** Opening Provided data block **
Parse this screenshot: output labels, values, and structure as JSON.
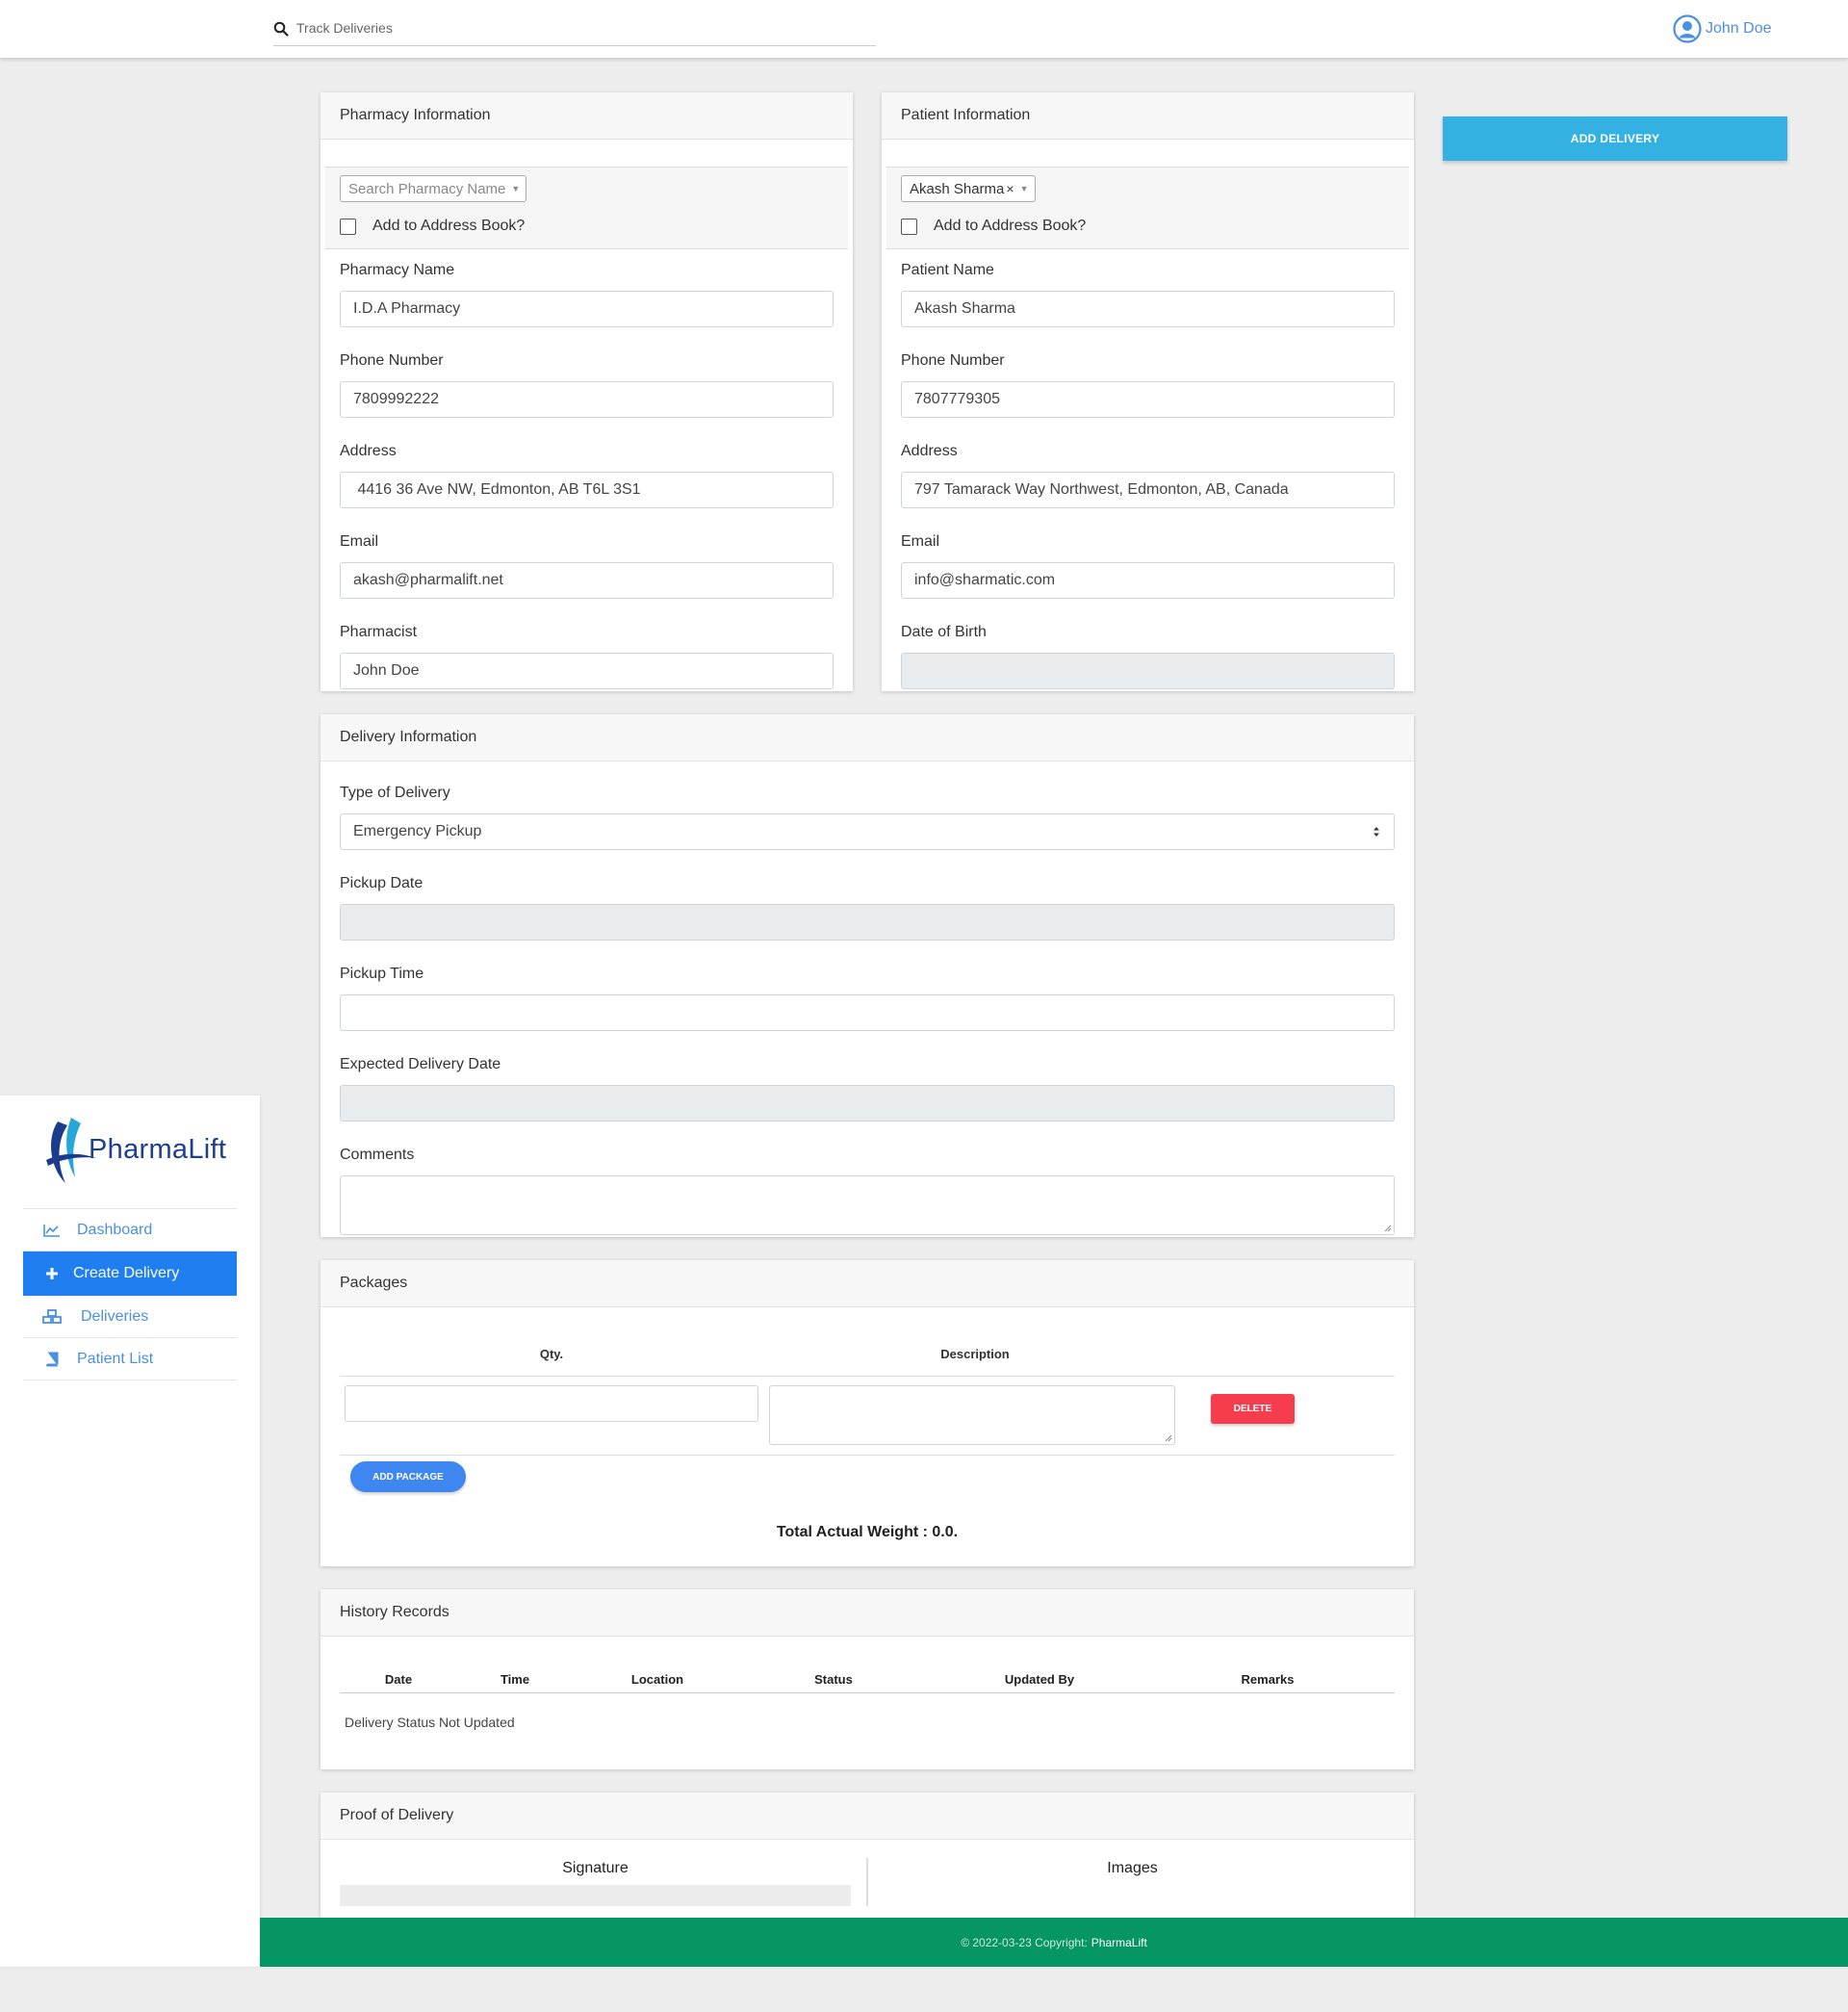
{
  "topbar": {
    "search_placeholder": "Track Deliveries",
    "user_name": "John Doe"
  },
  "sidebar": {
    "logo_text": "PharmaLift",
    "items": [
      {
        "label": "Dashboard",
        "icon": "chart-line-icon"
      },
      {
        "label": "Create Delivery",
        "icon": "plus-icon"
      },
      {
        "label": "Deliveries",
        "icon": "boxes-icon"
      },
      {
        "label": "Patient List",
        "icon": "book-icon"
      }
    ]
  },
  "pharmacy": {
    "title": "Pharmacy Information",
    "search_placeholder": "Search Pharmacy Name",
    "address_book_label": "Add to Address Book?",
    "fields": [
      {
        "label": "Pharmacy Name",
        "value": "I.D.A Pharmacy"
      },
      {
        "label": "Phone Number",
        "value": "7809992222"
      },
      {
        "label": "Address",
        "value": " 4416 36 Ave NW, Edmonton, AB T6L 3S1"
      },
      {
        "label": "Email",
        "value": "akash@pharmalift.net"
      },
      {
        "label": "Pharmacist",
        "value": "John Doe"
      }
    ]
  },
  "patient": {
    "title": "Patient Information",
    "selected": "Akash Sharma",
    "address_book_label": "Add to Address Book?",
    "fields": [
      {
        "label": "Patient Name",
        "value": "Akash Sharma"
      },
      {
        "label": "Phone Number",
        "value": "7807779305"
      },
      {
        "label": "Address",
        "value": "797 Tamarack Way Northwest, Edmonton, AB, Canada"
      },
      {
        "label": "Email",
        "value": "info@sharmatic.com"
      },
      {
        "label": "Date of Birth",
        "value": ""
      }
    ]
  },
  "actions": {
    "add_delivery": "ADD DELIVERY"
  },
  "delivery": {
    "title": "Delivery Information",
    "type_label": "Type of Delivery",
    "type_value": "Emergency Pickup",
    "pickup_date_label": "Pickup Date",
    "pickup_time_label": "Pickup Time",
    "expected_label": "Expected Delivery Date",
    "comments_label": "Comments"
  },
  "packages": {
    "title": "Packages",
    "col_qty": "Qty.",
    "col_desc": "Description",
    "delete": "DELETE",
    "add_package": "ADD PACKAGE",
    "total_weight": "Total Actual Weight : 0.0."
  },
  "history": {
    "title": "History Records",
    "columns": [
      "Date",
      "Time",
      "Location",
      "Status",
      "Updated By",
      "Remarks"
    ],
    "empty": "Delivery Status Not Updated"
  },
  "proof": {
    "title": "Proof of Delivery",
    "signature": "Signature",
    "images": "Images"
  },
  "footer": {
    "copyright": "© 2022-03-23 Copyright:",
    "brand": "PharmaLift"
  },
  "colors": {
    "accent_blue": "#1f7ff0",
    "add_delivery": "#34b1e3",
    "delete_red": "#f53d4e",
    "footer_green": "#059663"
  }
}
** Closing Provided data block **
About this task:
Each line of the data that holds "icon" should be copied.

Exercise solution:
        "icon": "chart-line-icon"
        "icon": "plus-icon"
        "icon": "boxes-icon"
        "icon": "book-icon"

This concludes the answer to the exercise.